CaribWorldNews, MIAMI, FL, Weds. Dec. 9, 2009: Five people, including two former Haitian executives at Haiti Teleco and the president of the Miami-Dade County-based telecommunications company, were yesterday indicted in a Florida court.
The five are charged with foreign bribery, wire fraud and operating a money laundering scheme, according to Acting U. S. Attorney Jeffrey H. Sloman of the Southern District of Florida, Assistant Attorney General Lanny A. Breuer of the Criminal Division and Special Agent in Charge Daniel W. Auer of the Internal Revenue Service – Criminal Investigation`s (IRS-CI) Miami Field Office.
Charged on Tuesday were Joel Esquenazi, 53, of Miami and Carlos Rodriguez, 53, of Davie, the former president and executive vice president of the telecommunications company; Robert Antoine, 61, of Miami and Haiti, and Jean Rene Duperval, 43, of Miramar, Fla. and Haiti, former directors of international relations for telecommunications at Haiti Teleco as well as Marguerite Grandison, 40, of Miramar, the former president of Telecom Consulting Services Corp., and Duperval`s sister.
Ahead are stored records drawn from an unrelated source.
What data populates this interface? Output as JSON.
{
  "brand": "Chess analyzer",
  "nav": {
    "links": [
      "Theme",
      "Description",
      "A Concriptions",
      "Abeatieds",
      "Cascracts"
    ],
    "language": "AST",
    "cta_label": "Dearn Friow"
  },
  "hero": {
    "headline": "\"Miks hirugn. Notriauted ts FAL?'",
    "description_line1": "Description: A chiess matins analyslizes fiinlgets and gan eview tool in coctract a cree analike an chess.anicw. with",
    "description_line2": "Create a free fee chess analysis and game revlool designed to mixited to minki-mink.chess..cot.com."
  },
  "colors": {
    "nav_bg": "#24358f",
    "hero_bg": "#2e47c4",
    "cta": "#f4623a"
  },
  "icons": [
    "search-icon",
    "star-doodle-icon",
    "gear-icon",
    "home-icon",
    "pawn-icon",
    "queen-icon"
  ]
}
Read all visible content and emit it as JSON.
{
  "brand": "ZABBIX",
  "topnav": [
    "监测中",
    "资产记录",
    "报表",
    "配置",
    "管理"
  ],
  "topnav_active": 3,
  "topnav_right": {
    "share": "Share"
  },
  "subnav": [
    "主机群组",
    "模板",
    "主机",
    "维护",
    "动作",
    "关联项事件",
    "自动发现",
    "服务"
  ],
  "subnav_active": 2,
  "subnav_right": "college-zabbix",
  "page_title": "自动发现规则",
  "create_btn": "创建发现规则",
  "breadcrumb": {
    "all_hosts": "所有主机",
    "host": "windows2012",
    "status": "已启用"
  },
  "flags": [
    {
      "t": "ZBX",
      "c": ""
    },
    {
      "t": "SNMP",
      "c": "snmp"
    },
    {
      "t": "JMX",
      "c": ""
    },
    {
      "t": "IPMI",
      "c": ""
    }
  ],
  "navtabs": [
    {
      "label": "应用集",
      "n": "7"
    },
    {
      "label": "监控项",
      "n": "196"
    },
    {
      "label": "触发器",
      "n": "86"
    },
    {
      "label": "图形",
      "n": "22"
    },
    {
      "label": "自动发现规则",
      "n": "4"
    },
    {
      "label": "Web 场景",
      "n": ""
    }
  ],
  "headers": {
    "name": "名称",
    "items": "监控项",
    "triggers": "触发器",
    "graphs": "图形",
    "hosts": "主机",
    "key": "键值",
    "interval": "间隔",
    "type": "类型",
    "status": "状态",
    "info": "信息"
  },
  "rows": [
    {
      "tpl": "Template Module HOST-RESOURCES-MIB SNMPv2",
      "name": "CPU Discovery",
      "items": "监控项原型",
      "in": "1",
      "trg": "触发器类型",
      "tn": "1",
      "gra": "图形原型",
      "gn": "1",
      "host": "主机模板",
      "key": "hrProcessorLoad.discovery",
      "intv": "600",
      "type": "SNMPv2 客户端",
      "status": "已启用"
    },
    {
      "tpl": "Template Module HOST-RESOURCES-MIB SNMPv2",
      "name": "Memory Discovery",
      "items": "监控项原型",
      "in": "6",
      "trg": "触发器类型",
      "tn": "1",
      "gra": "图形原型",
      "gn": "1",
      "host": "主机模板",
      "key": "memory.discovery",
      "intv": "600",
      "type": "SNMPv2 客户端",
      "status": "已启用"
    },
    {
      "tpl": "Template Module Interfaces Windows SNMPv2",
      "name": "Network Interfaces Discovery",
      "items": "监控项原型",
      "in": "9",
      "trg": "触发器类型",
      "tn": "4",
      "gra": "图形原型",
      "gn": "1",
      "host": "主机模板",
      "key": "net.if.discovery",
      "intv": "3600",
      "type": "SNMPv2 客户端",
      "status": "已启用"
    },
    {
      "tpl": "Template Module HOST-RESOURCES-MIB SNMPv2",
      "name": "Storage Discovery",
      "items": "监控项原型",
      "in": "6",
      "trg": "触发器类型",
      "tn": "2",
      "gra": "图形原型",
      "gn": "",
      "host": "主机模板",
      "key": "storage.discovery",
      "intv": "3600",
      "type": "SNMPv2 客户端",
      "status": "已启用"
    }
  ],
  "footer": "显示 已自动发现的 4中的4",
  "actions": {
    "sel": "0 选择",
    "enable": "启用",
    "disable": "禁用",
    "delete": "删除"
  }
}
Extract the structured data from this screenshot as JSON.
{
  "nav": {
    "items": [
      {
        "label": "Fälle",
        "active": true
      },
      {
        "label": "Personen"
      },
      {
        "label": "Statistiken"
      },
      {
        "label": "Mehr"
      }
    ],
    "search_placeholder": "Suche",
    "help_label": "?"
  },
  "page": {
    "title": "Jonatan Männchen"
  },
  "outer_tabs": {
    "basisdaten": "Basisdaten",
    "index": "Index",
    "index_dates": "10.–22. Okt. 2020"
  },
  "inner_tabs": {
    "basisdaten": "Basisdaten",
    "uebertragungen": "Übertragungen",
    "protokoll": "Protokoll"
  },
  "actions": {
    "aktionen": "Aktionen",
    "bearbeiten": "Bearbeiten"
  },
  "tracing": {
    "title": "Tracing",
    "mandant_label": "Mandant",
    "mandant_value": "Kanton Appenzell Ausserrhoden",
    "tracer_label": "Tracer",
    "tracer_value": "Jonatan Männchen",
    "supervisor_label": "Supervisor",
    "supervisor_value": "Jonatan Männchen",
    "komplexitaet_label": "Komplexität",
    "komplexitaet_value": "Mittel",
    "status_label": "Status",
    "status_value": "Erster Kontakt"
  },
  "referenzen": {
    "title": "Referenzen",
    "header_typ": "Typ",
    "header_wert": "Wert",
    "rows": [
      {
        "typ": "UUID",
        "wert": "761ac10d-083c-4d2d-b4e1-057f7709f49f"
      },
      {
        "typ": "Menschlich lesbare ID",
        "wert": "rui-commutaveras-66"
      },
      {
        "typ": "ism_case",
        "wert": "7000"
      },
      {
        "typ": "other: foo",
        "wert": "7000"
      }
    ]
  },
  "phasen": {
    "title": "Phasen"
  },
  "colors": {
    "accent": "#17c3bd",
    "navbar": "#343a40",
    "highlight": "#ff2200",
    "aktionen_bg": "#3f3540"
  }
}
According to the indictment, the defendants allegedly participated in a scheme to commit foreign bribery and money laundering from November 2001 through March 2005, during which time the telecommunications company paid more than $800,000 to shell companies to be used for bribes to foreign officials of the Republic of Haiti`s state-owned national telecommunications company, Telecommunications D`Haiti (Haiti Teleco).
Additionally, the telecommunications company allegedly executed a series of contracts with Haiti Teleco that allowed the company`s customers to place telephone calls to Haiti. The alleged corrupt payments were authorized by the telecommunications company`s president and vice president and were allegedly paid to successive Haitian government officials at Haiti Teleco.
Prosecutors allege in court papers that the purpose of these bribes was to obtain various business advantages from the Haitian officials for the telecommunications company, including issuing preferred telecommunications rates, reducing the number of minutes for which payment was owed, and giving a variety of credits toward sums owed, as well as to defraud the Republic of Haiti of revenue.
To conceal the bribe payments, the defendants allegedly used various shell companies to receive and forward on the payments. In addition, they allegedly created false records claiming that the payments were for `consulting services,` which were never intended or performed.
The conspiracy to commit violations of the FCPA and wire fraud count carries a maximum penalty of five years in prison and a fine of the greater of $250,000 or twice the value gained or lost. The FCPA counts each carry a maximum penalty of five years in prison and a fine of the greater of $100,000 or twice the value gained or lost.
The conspiracy to commit money laundering count carries a maximum penalty of 20 years in prison and a fine of the greater of $500,000 or twice the value of the property involved in the transaction. The money laundering counts each carry a maximum penalty of 20 years in prison and a fine of the greater of $500,000 or twice the value of the property involved in the transaction. The indictment also gives notice of criminal forfeiture.
On April 27, 2009, Antonio Perez, the former controller of the telecommunications company, pleaded guilty to conspiring to commit FCPA violations and money laundering for his role in the payment of bribes to former officials of Haiti Telco.
On May 15, 2009, Juan Diaz, the president of J.D. Locator Services, a shell intermediary company, pleaded guilty to one count of conspiracy to violate the FCPA and money laundering. He admitted to receiving more than $1 million in bribe money from telecommunication companies. Diaz admitted he then laundered the money for a former Haitian government official. Diaz is scheduled to be sentenced on Jan. 29, 2010.